Heat exposure in Africa is expected to reach 45 billion person-days (annual number of days when temperature is more than 40.6 degrees Celsius multiplied by the number of people exposed) by 2060 from 2 billion per annum between 1985 and 2005. A study in Akure, south-west Nigeria highlighted that poorer neighbourhoods were more disadvantaged and had a lower capacity to adapt to heat. More than three quarters of richer households had air conditioning units compared with just over a fifth in poor neighbourhoods.

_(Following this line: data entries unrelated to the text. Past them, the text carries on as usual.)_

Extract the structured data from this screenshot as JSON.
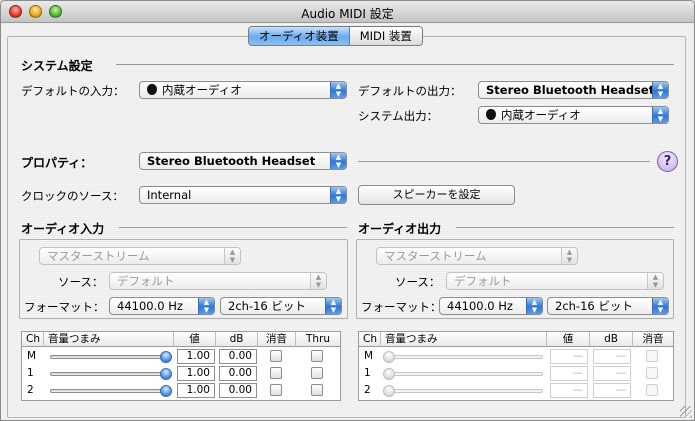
{
  "window": {
    "title": "Audio MIDI 設定"
  },
  "tabs": [
    {
      "label": "オーディオ装置",
      "selected": true
    },
    {
      "label": "MIDI 装置",
      "selected": false
    }
  ],
  "system": {
    "heading": "システム設定",
    "default_input_label": "デフォルトの入力：",
    "default_input_value": "内蔵オーディオ",
    "default_output_label": "デフォルトの出力：",
    "default_output_value": "Stereo Bluetooth Headset",
    "system_output_label": "システム出力：",
    "system_output_value": "内蔵オーディオ"
  },
  "properties": {
    "label": "プロパティ：",
    "device_value": "Stereo Bluetooth Headset",
    "help_label": "?",
    "clock_label": "クロックのソース：",
    "clock_value": "Internal",
    "speaker_button": "スピーカーを設定"
  },
  "audio_input": {
    "heading": "オーディオ入力",
    "stream_value": "マスターストリーム",
    "source_label": "ソース：",
    "source_value": "デフォルト",
    "format_label": "フォーマット：",
    "rate_value": "44100.0 Hz",
    "bits_value": "2ch-16 ビット",
    "columns": [
      "Ch",
      "音量つまみ",
      "値",
      "dB",
      "消音",
      "Thru"
    ],
    "rows": [
      {
        "ch": "M",
        "level": 1.0,
        "value": "1.00",
        "db": "0.00"
      },
      {
        "ch": "1",
        "level": 1.0,
        "value": "1.00",
        "db": "0.00"
      },
      {
        "ch": "2",
        "level": 1.0,
        "value": "1.00",
        "db": "0.00"
      }
    ]
  },
  "audio_output": {
    "heading": "オーディオ出力",
    "stream_value": "マスターストリーム",
    "source_label": "ソース：",
    "source_value": "デフォルト",
    "format_label": "フォーマット：",
    "rate_value": "44100.0 Hz",
    "bits_value": "2ch-16 ビット",
    "columns": [
      "Ch",
      "音量つまみ",
      "値",
      "dB",
      "消音"
    ],
    "rows": [
      {
        "ch": "M",
        "level": 0.0,
        "value": "—",
        "db": "—"
      },
      {
        "ch": "1",
        "level": 0.0,
        "value": "—",
        "db": "—"
      },
      {
        "ch": "2",
        "level": 0.0,
        "value": "—",
        "db": "—"
      }
    ]
  }
}
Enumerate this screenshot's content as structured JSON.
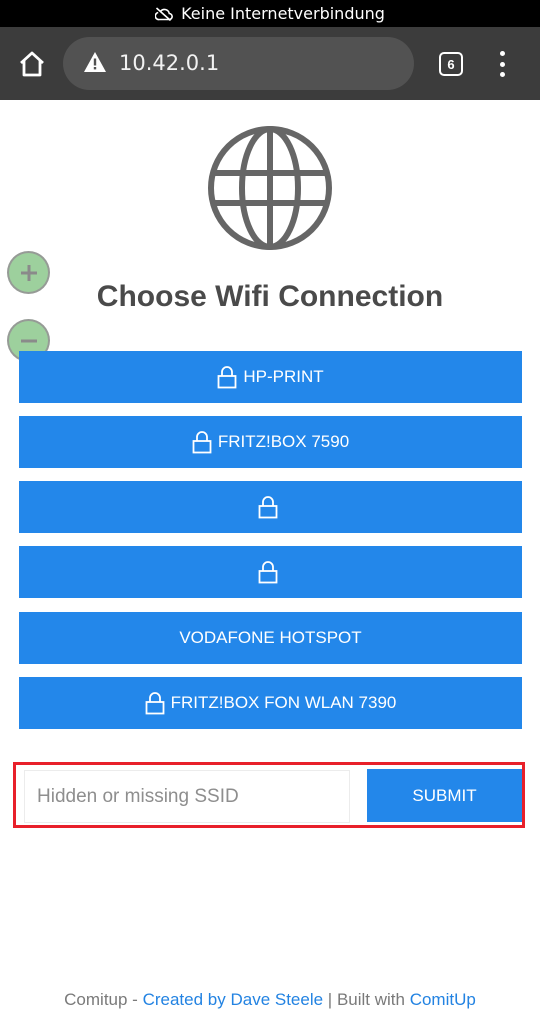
{
  "status_bar": {
    "text": "Keine Internetverbindung",
    "icon": "cloud-off-icon"
  },
  "browser": {
    "url": "10.42.0.1",
    "tab_count": "6",
    "colors": {
      "toolbar": "#3c3c3c",
      "url_bar": "#525252"
    }
  },
  "page": {
    "title": "Choose Wifi Connection",
    "networks": [
      {
        "ssid": "HP-PRINT",
        "secured": true
      },
      {
        "ssid": "FRITZ!BOX 7590",
        "secured": true
      },
      {
        "ssid": "",
        "secured": true
      },
      {
        "ssid": "",
        "secured": true
      },
      {
        "ssid": "VODAFONE HOTSPOT",
        "secured": false
      },
      {
        "ssid": "FRITZ!BOX FON WLAN 7390",
        "secured": true
      }
    ],
    "hidden_ssid": {
      "placeholder": "Hidden or missing SSID",
      "value": ""
    },
    "submit_label": "SUBMIT",
    "colors": {
      "accent": "#2387ea",
      "highlight_border": "#e8202a"
    }
  },
  "footer": {
    "prefix": "Comitup - ",
    "created_link": "Created by Dave Steele",
    "separator": " | Built with ",
    "built_link": "ComitUp"
  }
}
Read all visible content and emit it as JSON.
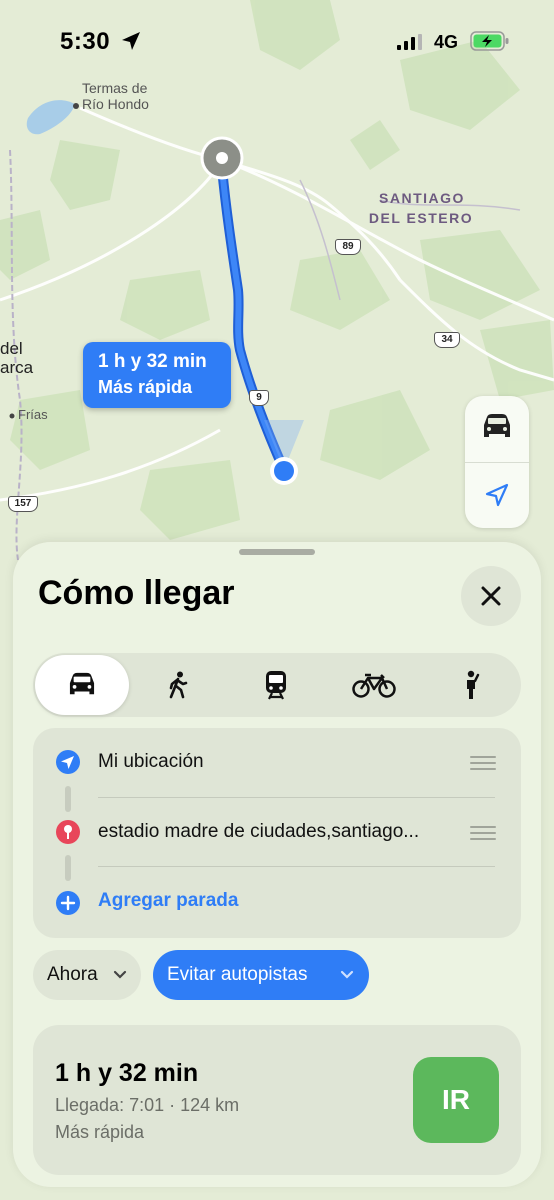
{
  "status_bar": {
    "time": "5:30",
    "network": "4G"
  },
  "map": {
    "labels": {
      "termas": "Termas de",
      "rio_hondo": "Río Hondo",
      "santiago": "SANTIAGO",
      "del_estero": "DEL ESTERO",
      "del": "del",
      "arca": "arca",
      "frias": "Frías"
    },
    "shields": {
      "r89": "89",
      "r34": "34",
      "r9": "9",
      "r157": "157"
    },
    "route_bubble": {
      "duration": "1 h y 32 min",
      "tag": "Más rápida"
    },
    "accent_color": "#2f7df6"
  },
  "sheet": {
    "title": "Cómo llegar",
    "transport_modes": [
      "car-icon",
      "walk-icon",
      "transit-icon",
      "bike-icon",
      "rideshare-icon"
    ],
    "selected_mode": "car",
    "stops": {
      "origin": "Mi ubicación",
      "destination": "estadio madre de ciudades,santiago...",
      "add_stop": "Agregar parada"
    },
    "options": {
      "departure": "Ahora",
      "avoid": "Evitar autopistas"
    },
    "route": {
      "duration": "1 h y 32 min",
      "arrival": "Llegada: 7:01 · 124 km",
      "tag": "Más rápida",
      "go_label": "IR",
      "go_color": "#5cb85c"
    }
  }
}
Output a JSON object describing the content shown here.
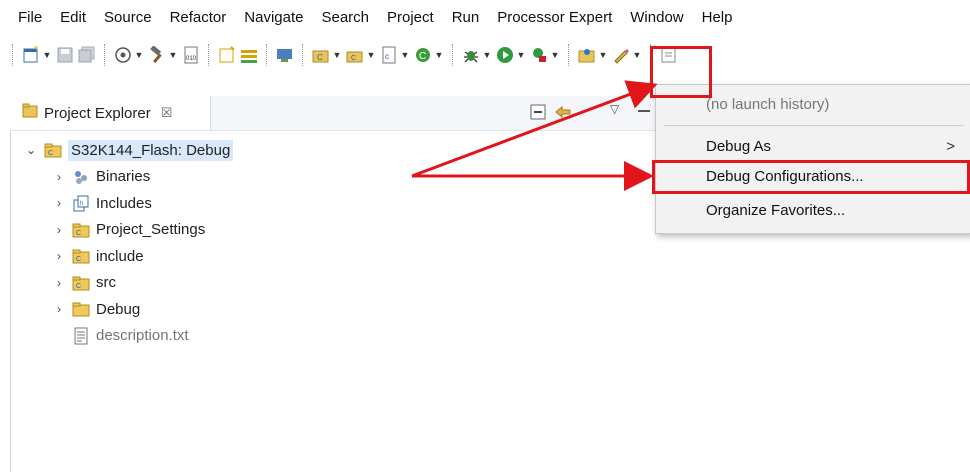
{
  "menubar": {
    "items": [
      "File",
      "Edit",
      "Source",
      "Refactor",
      "Navigate",
      "Search",
      "Project",
      "Run",
      "Processor Expert",
      "Window",
      "Help"
    ]
  },
  "toolbar": {
    "icons": [
      "new-icon",
      "save-icon",
      "save-all-icon",
      "build-target-icon",
      "build-icon",
      "binary-icon",
      "new-class-icon",
      "new-file-icon",
      "new-folder-icon",
      "new-project-icon",
      "new-source-icon",
      "new-header-icon",
      "class-wizard-icon",
      "debug-icon",
      "run-icon",
      "external-tools-icon",
      "open-perspective-icon",
      "pencil-icon",
      "search-icon"
    ]
  },
  "project_explorer": {
    "tab_title": "Project Explorer",
    "close_glyph": "☒",
    "root": "S32K144_Flash: Debug",
    "children": [
      {
        "label": "Binaries"
      },
      {
        "label": "Includes"
      },
      {
        "label": "Project_Settings"
      },
      {
        "label": "include"
      },
      {
        "label": "src"
      },
      {
        "label": "Debug"
      },
      {
        "label": "description.txt"
      }
    ]
  },
  "debug_menu": {
    "items": [
      {
        "label": "(no launch history)"
      },
      {
        "label": "Debug As",
        "submenu_arrow": ">"
      },
      {
        "label": "Debug Configurations..."
      },
      {
        "label": "Organize Favorites..."
      }
    ]
  },
  "colors": {
    "highlight": "#e0161b",
    "selection": "#d9e8fb"
  }
}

Studies in Akure, Lagos and Dar es Salaam demonstrated that vertical greening/gardening systems could be an effective solution for heat problems in informal neighbourhoods as well as providing a source of healthy food. A typical set up produced up to 1kg of vegetables harvested in a six-week cycle. Indoor wall temperature reduced by as much as five degrees Celsius in the Dar es Salaam trial.
Let's take a look at why this is important...